DATASET EXCERPTS >>
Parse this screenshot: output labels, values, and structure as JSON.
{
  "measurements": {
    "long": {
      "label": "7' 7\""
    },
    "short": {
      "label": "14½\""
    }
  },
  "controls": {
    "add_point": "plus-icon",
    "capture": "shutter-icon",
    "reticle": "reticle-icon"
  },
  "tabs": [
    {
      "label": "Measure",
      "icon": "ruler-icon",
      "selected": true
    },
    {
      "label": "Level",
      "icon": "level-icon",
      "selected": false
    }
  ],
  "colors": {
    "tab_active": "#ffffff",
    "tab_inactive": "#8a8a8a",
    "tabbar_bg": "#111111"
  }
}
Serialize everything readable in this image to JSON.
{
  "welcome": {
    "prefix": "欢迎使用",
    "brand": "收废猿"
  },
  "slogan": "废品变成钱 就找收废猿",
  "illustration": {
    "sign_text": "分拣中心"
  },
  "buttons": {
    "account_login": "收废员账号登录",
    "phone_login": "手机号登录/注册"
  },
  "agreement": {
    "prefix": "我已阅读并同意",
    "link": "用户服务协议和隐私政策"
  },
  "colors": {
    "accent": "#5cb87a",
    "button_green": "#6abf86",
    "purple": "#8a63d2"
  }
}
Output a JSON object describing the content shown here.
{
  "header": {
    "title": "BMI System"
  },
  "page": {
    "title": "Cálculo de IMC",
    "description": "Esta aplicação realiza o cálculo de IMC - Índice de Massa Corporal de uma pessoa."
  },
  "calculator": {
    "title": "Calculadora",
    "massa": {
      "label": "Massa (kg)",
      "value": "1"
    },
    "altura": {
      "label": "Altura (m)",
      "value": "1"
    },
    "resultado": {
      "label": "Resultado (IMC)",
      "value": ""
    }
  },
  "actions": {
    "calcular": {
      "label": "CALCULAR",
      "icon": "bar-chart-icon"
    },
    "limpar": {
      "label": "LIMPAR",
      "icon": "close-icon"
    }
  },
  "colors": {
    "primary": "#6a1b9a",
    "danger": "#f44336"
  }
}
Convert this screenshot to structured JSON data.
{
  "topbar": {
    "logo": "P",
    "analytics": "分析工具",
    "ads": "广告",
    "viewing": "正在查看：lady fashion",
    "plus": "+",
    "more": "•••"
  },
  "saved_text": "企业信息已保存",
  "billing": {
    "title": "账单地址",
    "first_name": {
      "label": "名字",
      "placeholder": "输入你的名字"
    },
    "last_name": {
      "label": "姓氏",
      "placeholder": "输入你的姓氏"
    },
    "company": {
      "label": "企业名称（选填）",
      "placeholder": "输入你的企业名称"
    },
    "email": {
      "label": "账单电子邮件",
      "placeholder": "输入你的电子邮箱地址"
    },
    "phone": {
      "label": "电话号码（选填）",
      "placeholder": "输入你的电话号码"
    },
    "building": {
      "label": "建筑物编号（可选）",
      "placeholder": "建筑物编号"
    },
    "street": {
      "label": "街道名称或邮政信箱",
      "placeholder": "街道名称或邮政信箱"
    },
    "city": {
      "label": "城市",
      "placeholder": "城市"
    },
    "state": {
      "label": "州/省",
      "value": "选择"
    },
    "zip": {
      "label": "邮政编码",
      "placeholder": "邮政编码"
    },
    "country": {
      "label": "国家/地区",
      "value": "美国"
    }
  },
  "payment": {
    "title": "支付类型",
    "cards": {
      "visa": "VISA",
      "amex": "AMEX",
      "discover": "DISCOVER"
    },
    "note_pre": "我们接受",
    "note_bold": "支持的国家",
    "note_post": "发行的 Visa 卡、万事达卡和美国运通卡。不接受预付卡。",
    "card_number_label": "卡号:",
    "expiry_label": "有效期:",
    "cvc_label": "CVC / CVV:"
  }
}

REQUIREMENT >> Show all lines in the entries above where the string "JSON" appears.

RESPONSE TO THE EXERCISE >>
Parse this screenshot: output labels, values, and structure as JSON.
Serialize everything readable in this image to JSON.
Output a JSON object describing the content shown here.
Convert this screenshot to structured JSON data.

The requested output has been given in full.